I didn’t skate my best at Final Round, but it was a good learning experience. This opportunity allowed me to grow as a figure skater. I was proud to make it to final round and it was an honor to be there. It took a lot of hard work to achieve this goal, but it was worth it! I will continue to practice and work hard to get better. It was an amazing experience and I can not wait until next competition season!
Good luck skating, have fun, and
keep working hard!
Competing in the junior Ladies division
My name is Megan Tso and I started skating when I was 2 years old. Going into this season I was very excited because I really liked the pieces of music I had selected for both my short and long and I was going to be a Junior Ladies. My short was something different, it was more modern, very strong and empowering piece. I had never done anything like it before and I knew it would require lots of hard work and dedication but looking back I don’t have any regrets.

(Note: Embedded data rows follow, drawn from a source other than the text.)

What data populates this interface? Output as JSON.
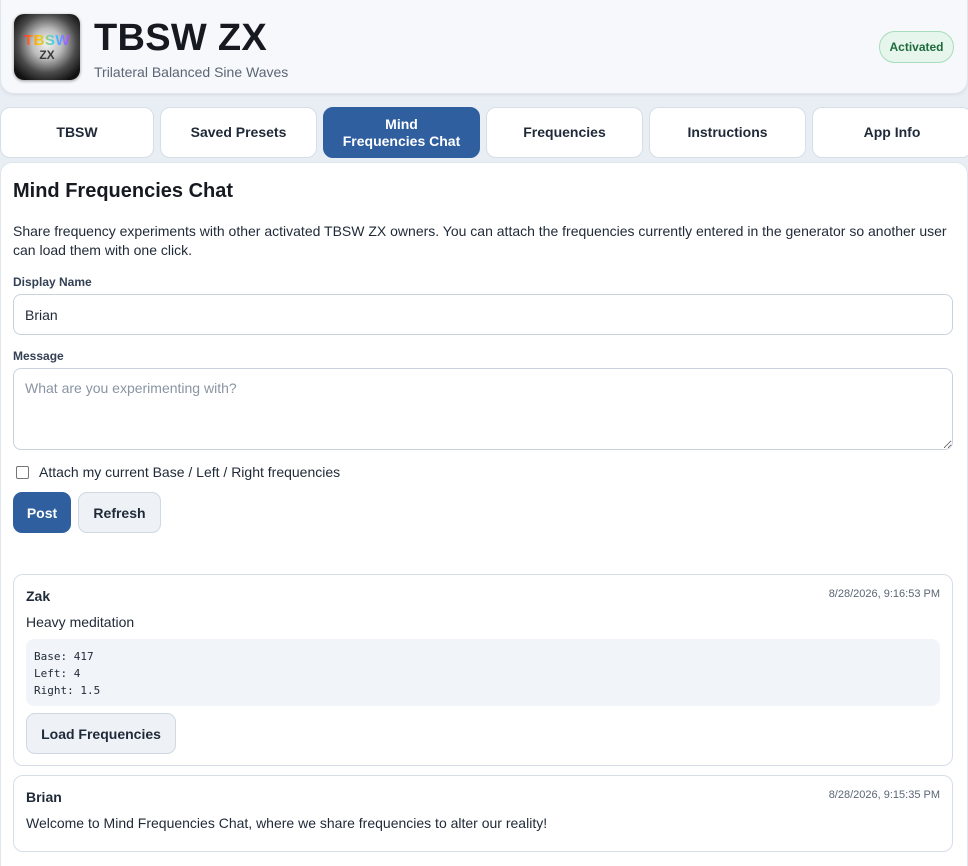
{
  "header": {
    "logo_line1": "TBSW",
    "logo_line2": "ZX",
    "title": "TBSW ZX",
    "subtitle": "Trilateral Balanced Sine Waves",
    "status": "Activated"
  },
  "tabs": [
    {
      "label": "TBSW",
      "active": false
    },
    {
      "label": "Saved Presets",
      "active": false
    },
    {
      "label": "Mind Frequencies Chat",
      "active": true
    },
    {
      "label": "Frequencies",
      "active": false
    },
    {
      "label": "Instructions",
      "active": false
    },
    {
      "label": "App Info",
      "active": false
    }
  ],
  "chat": {
    "title": "Mind Frequencies Chat",
    "intro": "Share frequency experiments with other activated TBSW ZX owners. You can attach the frequencies currently entered in the generator so another user can load them with one click.",
    "display_name_label": "Display Name",
    "display_name_value": "Brian",
    "message_label": "Message",
    "message_placeholder": "What are you experimenting with?",
    "attach_label": "Attach my current Base / Left / Right frequencies",
    "attach_checked": false,
    "post_button": "Post",
    "refresh_button": "Refresh"
  },
  "posts": [
    {
      "author": "Zak",
      "time": "8/28/2026, 9:16:53 PM",
      "message": "Heavy meditation",
      "freq_base": "Base: 417",
      "freq_left": "Left: 4",
      "freq_right": "Right: 1.5",
      "load_button": "Load Frequencies"
    },
    {
      "author": "Brian",
      "time": "8/28/2026, 9:15:35 PM",
      "message": "Welcome to Mind Frequencies Chat, where we share frequencies to alter our reality!"
    }
  ],
  "colors": {
    "accent": "#2f5f9e",
    "activated_bg": "#e6f6ec",
    "activated_text": "#1f6b3d"
  }
}
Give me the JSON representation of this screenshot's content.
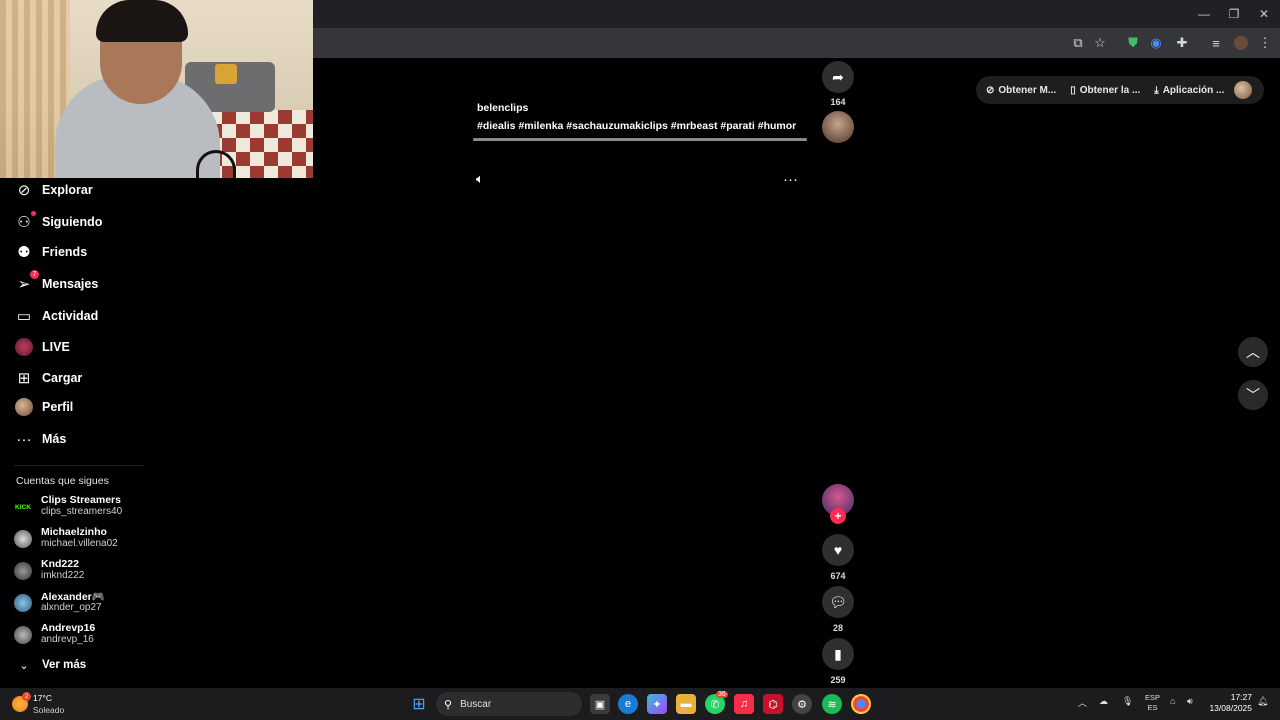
{
  "window": {
    "minimize": "—",
    "restore": "❐",
    "close": "✕"
  },
  "sidebar": {
    "items": [
      {
        "label": "Explorar"
      },
      {
        "label": "Siguiendo"
      },
      {
        "label": "Friends"
      },
      {
        "label": "Mensajes",
        "badge": "7"
      },
      {
        "label": "Actividad"
      },
      {
        "label": "LIVE"
      },
      {
        "label": "Cargar"
      },
      {
        "label": "Perfil"
      },
      {
        "label": "Más"
      }
    ],
    "following_title": "Cuentas que sigues",
    "accounts": [
      {
        "name": "Clips Streamers",
        "user": "clips_streamers40",
        "avatar_text": "KICK"
      },
      {
        "name": "Michaelzinho",
        "user": "michael.villena02"
      },
      {
        "name": "Knd222",
        "user": "imknd222"
      },
      {
        "name": "Alexander🎮",
        "user": "alxnder_op27"
      },
      {
        "name": "Andrevp16",
        "user": "andrevp_16"
      }
    ],
    "see_more": "Ver más"
  },
  "video": {
    "username": "belenclips",
    "hashtags": "#diealis #milenka #sachauzumakiclips #mrbeast #parati #humor",
    "progress": 1.0
  },
  "actions_top": {
    "share_count": "164"
  },
  "actions_bottom": {
    "like_count": "674",
    "comment_count": "28",
    "save_count": "259"
  },
  "top_pill": {
    "item1": "Obtener M...",
    "item2": "Obtener la ...",
    "item3": "Aplicación ..."
  },
  "taskbar": {
    "temp": "17°C",
    "condition": "Soleado",
    "weather_badge": "2",
    "search": "Buscar",
    "whatsapp_badge": "36",
    "lang1": "ESP",
    "lang2": "ES",
    "time": "17:27",
    "date": "13/08/2025"
  },
  "colors": {
    "accent": "#fe2c55",
    "background": "#000000",
    "chrome": "#35363a"
  }
}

My long was an egyptian, arabian type piece and I just fell in love with all the different parts of the song. It started off very mysterious with beats that got choreographed arms to match. Then, the music started to gradually build up, but then it would slow down again until it started to build up again. Finally it would sound almost like a powerful race which we had planned out to be filled with jumps and spins.
There is no other way to describe the training leading up to regionals other than a rollercoaster. It was never consistent. I would have a good week, a bad week, a good day, a bad day, an okay day, an okay week, but it was never a pattern. I definitely learned a lot about how sometimes when you fall, and it was literal, when I fell on the ice, I just had to get back up and move forward. I definitely learned the meaning of the words being productive, working hard, and working smart.
The last couple of weeks before regionals was definitely stressful. I remember walking into the rink warming up and I would run into the other skating moms and they would ask me, “Are you excited for regionals?” and my first thought was, “No,” because by this time it was mid september and I had started school already. It was junior year and everyone kept telling and reminding me about how important this year was for college. So I was definitely more stressed than excited.
I went up to Lake Placid, where regionals was held this year, a lot earlier than I needed to be there for, but it was because my parents were not able to go so I went up with a friend. When I had arrived to Lake Placid, it did not feel like regionals at all. I was not, and still am not, sure why exactly but when I got there, I hopped right out of the car changed into my practice clothes and went inside the rink. Because I had arrived two days before I was actually going to compete I had bought a total of 11 practice ice so that I could get use to the ice and practice.
Overall, I was happy with both of the performances I put out. There is definitely a lot of room for improvement and I had left some points on the table, but I worked and did the best I could. There are always things I wish I had done differently. But ultimately, it led me to where I am now in my skating career and I do not regret anything.